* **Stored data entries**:
----------------

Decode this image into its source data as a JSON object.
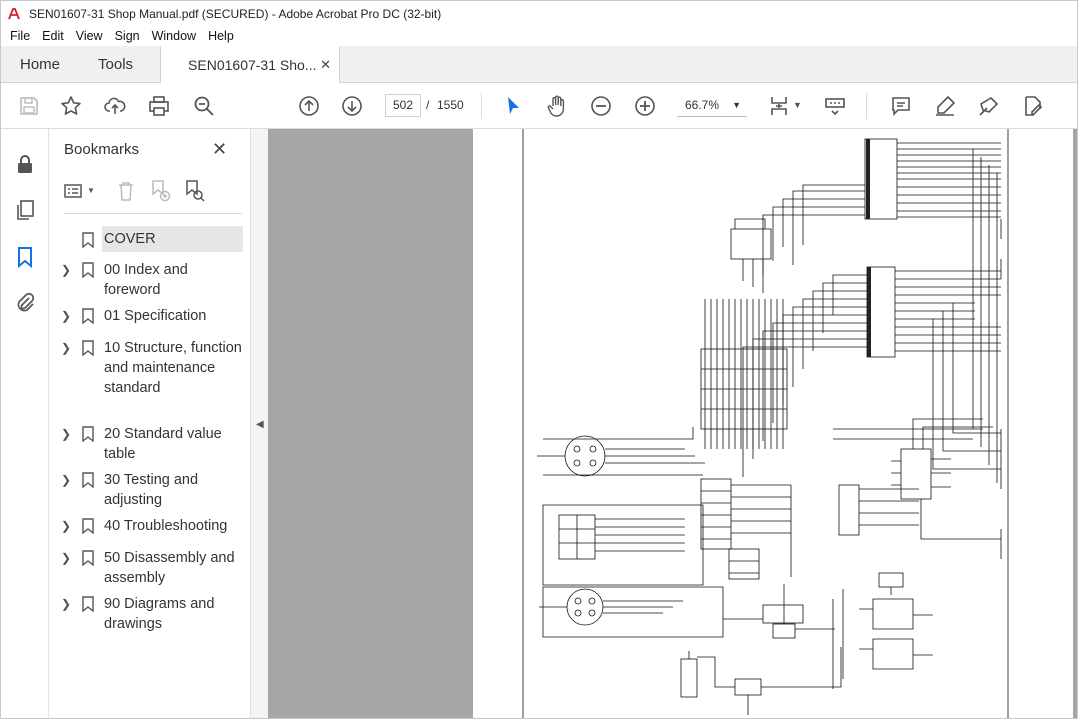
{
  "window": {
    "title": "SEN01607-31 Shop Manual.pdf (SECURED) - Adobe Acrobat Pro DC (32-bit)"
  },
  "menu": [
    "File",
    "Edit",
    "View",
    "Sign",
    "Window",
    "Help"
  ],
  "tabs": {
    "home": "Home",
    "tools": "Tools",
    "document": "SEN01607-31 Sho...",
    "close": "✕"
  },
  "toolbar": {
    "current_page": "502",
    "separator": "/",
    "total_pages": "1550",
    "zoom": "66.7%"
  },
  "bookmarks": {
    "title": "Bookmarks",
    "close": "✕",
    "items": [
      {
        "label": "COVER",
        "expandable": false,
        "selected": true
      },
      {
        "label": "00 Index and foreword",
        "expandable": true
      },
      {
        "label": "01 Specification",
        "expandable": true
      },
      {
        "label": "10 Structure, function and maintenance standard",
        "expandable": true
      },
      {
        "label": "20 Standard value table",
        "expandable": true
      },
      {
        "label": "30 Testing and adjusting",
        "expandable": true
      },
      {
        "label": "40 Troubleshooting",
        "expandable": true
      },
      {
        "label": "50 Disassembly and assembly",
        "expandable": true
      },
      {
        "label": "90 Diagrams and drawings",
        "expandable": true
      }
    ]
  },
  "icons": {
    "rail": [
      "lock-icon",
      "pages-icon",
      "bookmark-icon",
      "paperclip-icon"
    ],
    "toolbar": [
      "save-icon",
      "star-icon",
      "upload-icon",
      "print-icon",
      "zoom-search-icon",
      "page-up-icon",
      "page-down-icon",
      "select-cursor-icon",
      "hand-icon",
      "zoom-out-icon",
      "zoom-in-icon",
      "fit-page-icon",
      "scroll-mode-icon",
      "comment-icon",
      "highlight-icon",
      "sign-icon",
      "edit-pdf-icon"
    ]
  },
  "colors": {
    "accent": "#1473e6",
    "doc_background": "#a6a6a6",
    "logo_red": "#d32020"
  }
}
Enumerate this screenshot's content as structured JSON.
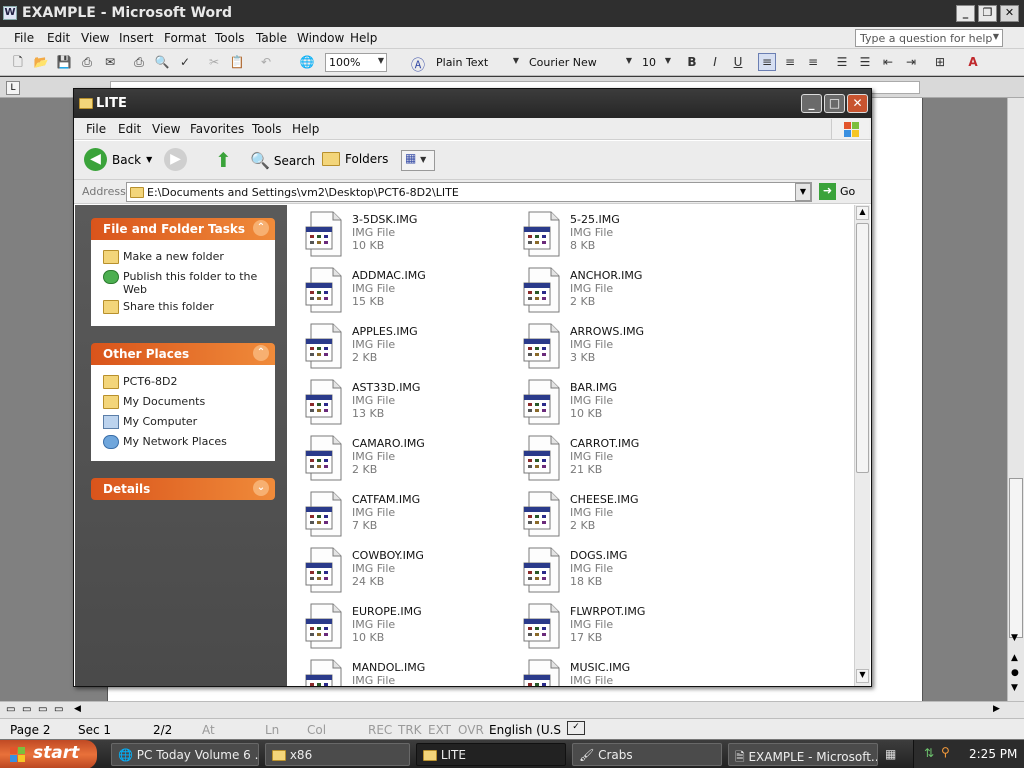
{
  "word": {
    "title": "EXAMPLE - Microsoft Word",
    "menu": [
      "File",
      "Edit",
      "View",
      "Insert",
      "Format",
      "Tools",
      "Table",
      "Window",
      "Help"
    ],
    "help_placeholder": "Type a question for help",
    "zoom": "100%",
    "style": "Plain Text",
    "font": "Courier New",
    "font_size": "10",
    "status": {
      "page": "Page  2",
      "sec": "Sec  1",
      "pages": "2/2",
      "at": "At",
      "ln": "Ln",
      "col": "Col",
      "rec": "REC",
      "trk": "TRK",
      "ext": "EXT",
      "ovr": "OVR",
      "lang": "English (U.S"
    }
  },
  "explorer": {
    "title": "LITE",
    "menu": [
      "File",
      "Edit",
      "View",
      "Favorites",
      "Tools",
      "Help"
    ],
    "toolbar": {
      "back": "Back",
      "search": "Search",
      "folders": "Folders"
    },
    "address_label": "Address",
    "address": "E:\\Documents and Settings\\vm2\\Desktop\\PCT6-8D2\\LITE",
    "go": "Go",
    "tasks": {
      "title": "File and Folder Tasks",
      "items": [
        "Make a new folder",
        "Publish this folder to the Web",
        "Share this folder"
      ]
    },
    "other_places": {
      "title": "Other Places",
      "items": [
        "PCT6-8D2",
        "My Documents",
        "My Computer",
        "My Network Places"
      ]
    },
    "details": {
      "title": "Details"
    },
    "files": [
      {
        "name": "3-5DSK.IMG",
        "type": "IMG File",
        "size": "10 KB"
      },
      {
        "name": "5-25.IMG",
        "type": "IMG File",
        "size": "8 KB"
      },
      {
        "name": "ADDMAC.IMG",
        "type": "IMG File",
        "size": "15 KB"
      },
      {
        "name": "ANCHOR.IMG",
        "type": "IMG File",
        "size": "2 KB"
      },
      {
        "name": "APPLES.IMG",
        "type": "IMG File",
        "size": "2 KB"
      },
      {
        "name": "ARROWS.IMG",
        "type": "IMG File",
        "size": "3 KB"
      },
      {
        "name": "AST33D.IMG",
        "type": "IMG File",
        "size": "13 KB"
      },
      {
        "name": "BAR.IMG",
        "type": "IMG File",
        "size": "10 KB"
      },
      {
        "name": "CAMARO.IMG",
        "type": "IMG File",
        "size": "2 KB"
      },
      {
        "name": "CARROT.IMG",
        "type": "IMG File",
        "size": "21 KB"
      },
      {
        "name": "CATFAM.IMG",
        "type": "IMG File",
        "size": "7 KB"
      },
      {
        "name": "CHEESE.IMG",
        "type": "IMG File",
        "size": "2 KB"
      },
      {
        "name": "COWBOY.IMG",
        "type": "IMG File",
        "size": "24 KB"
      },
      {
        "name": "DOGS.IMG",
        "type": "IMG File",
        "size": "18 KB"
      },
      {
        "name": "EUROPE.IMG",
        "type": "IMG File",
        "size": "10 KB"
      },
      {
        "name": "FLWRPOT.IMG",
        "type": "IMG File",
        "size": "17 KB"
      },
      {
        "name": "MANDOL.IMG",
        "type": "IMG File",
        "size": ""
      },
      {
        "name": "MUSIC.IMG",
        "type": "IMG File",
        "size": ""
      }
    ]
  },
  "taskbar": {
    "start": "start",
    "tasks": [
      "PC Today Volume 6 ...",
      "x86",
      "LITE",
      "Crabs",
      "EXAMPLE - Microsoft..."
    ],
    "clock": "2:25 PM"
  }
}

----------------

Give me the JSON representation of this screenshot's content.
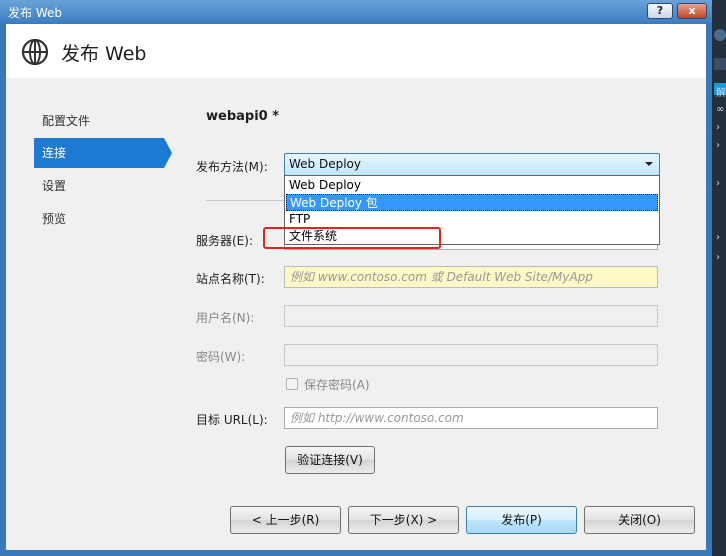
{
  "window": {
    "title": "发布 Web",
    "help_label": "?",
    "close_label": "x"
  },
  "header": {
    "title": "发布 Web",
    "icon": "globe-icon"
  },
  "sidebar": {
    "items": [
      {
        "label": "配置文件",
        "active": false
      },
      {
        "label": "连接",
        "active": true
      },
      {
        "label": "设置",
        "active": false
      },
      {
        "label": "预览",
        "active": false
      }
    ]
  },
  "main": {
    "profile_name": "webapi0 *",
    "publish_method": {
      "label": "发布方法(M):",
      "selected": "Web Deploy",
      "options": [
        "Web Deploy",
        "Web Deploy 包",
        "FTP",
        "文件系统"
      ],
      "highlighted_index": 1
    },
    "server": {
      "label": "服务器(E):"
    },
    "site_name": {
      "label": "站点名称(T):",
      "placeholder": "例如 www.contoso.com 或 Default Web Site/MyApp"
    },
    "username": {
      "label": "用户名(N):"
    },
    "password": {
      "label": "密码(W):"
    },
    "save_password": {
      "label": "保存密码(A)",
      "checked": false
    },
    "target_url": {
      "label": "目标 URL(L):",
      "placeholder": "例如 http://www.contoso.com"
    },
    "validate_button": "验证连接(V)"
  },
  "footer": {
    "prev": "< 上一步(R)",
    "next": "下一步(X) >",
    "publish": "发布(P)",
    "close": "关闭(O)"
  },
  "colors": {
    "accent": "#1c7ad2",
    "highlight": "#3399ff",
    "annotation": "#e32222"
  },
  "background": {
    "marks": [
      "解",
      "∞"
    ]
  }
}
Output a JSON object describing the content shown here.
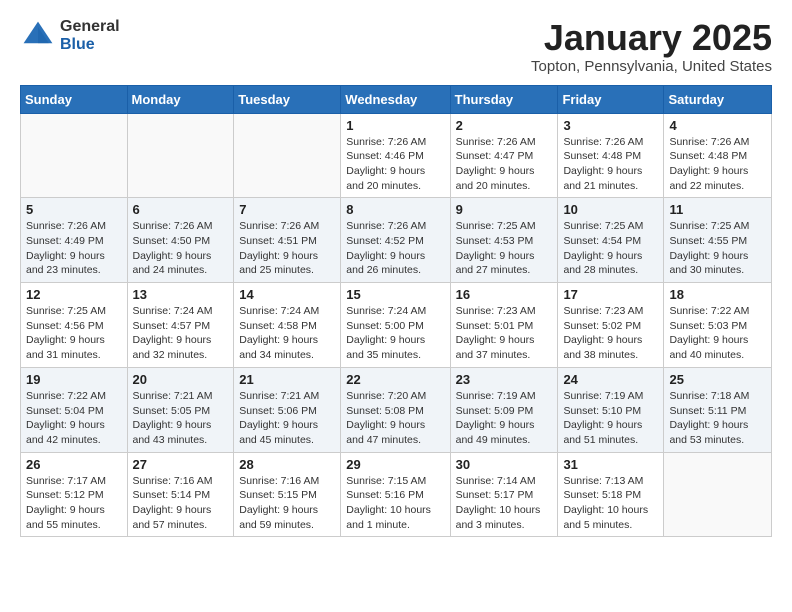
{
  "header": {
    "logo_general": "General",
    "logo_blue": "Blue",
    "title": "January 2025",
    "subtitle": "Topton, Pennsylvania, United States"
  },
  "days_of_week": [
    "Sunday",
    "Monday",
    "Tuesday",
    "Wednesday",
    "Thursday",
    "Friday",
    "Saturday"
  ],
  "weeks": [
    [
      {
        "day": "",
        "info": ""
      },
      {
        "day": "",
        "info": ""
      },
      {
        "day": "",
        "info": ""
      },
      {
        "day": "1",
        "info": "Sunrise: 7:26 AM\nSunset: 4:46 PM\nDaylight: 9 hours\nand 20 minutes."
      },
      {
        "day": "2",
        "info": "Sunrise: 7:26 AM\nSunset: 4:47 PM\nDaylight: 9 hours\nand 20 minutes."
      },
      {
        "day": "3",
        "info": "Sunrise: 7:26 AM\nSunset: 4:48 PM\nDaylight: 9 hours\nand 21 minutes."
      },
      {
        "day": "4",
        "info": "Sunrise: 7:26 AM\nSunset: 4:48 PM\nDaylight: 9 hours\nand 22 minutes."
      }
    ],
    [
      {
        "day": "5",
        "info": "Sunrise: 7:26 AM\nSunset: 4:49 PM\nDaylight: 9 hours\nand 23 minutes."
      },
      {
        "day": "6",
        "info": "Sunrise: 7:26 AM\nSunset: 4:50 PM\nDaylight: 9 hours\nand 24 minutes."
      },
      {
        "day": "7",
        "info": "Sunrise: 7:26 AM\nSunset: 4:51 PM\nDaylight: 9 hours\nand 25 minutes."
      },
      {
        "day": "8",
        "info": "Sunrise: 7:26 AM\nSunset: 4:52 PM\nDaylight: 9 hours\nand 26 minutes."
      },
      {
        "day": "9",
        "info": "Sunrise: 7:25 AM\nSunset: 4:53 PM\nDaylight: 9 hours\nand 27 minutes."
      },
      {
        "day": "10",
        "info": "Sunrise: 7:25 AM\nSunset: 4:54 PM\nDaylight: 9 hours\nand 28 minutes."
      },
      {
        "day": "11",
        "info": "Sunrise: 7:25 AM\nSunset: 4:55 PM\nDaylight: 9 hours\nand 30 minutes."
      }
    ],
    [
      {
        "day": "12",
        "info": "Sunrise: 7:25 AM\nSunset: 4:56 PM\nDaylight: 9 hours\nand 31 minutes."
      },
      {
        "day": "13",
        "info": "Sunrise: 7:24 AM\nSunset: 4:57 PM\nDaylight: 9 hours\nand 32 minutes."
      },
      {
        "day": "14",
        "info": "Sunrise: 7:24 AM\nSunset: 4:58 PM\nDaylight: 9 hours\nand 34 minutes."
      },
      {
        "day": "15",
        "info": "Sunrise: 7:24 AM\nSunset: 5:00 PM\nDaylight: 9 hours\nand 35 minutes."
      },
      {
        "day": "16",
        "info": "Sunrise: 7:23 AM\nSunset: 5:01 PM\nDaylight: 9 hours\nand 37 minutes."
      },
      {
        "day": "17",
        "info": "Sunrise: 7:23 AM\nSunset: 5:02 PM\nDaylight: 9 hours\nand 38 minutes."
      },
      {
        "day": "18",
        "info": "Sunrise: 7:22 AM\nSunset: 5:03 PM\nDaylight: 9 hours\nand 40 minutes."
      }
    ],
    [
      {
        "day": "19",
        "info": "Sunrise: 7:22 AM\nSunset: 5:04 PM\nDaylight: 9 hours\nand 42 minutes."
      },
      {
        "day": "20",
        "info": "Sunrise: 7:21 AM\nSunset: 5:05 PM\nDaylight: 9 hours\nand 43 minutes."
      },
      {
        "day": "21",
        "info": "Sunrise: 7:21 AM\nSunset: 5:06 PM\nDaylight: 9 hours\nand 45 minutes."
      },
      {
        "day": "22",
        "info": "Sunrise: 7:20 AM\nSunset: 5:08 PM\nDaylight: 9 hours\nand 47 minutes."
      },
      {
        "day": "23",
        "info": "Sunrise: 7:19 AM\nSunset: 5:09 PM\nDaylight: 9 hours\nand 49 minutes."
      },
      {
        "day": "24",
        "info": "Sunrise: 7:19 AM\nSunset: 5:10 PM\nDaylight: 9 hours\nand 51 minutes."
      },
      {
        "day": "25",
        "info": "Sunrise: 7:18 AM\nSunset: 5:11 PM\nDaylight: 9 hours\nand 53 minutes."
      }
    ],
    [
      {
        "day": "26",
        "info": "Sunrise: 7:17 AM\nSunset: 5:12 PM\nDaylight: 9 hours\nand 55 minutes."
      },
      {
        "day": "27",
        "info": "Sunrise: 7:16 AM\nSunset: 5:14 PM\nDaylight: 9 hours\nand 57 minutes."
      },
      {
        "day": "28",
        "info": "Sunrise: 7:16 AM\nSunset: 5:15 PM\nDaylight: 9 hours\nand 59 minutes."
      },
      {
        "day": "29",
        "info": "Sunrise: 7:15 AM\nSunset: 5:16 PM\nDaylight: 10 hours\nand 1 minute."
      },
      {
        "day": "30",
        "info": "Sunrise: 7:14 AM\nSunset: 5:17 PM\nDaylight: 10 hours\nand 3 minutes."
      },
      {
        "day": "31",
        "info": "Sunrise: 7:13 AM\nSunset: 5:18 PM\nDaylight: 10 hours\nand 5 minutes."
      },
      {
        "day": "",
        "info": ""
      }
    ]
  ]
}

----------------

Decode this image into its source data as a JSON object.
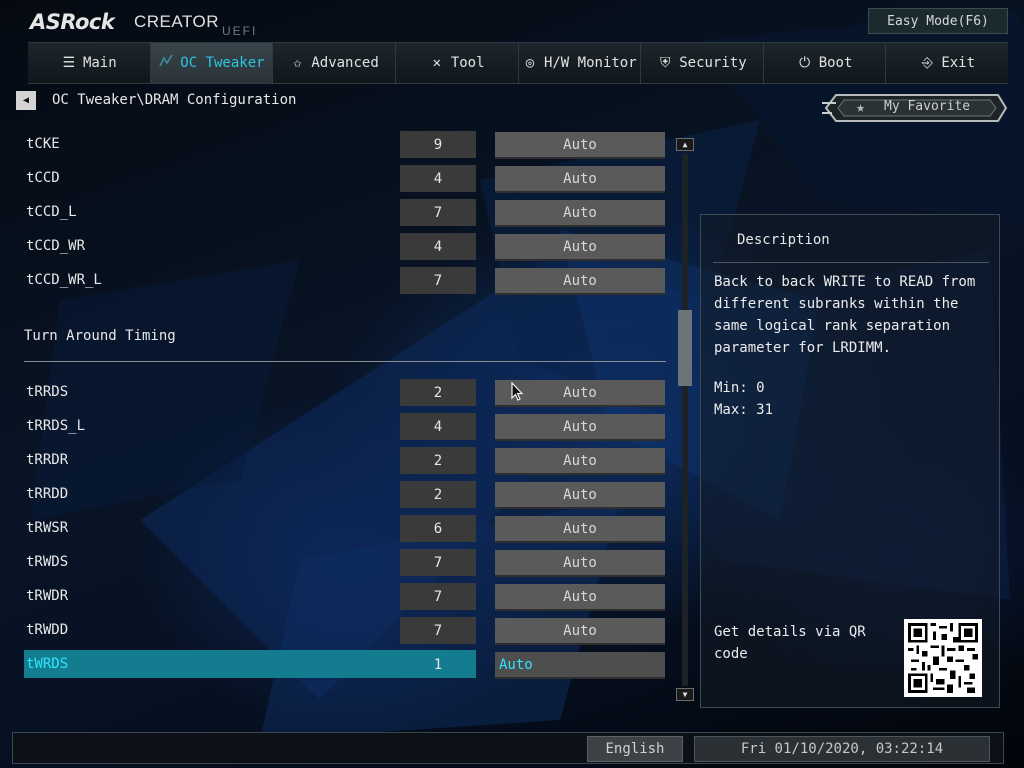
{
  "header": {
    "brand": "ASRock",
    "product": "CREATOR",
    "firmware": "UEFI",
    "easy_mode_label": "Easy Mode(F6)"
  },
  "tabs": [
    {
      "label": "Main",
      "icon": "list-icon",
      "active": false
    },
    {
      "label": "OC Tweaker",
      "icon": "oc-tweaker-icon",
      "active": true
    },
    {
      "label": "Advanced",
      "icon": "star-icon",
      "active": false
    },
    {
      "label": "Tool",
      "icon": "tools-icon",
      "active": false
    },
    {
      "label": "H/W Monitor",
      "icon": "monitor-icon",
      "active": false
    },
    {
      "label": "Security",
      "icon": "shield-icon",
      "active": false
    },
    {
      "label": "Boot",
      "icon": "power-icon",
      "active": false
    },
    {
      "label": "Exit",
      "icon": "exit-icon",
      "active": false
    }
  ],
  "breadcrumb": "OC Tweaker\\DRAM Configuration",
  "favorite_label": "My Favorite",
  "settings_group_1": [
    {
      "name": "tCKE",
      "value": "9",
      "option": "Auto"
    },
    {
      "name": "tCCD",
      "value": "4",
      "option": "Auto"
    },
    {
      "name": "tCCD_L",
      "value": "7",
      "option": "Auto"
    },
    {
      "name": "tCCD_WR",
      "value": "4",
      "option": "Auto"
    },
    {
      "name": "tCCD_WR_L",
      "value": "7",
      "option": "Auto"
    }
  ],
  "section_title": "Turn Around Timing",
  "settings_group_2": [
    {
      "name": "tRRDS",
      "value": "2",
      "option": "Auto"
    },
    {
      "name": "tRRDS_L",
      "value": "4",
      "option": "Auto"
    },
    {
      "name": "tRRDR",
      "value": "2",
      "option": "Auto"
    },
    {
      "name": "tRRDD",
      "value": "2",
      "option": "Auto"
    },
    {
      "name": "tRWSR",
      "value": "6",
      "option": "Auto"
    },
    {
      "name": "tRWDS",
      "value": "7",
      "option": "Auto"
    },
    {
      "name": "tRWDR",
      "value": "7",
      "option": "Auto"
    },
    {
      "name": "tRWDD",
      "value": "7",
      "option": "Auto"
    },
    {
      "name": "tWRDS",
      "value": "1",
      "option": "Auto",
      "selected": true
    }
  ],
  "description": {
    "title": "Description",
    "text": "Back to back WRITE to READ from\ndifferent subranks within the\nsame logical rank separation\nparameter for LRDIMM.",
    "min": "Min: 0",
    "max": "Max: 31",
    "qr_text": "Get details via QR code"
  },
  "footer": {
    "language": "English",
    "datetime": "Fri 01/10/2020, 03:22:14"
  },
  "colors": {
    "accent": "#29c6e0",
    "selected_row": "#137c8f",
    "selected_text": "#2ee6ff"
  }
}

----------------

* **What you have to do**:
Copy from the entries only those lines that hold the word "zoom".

* **Written response**:
    "zoom": "66.7%"
      "zoom-search-icon",
      "zoom-out-icon",
      "zoom-in-icon",
    "zoom": "100%",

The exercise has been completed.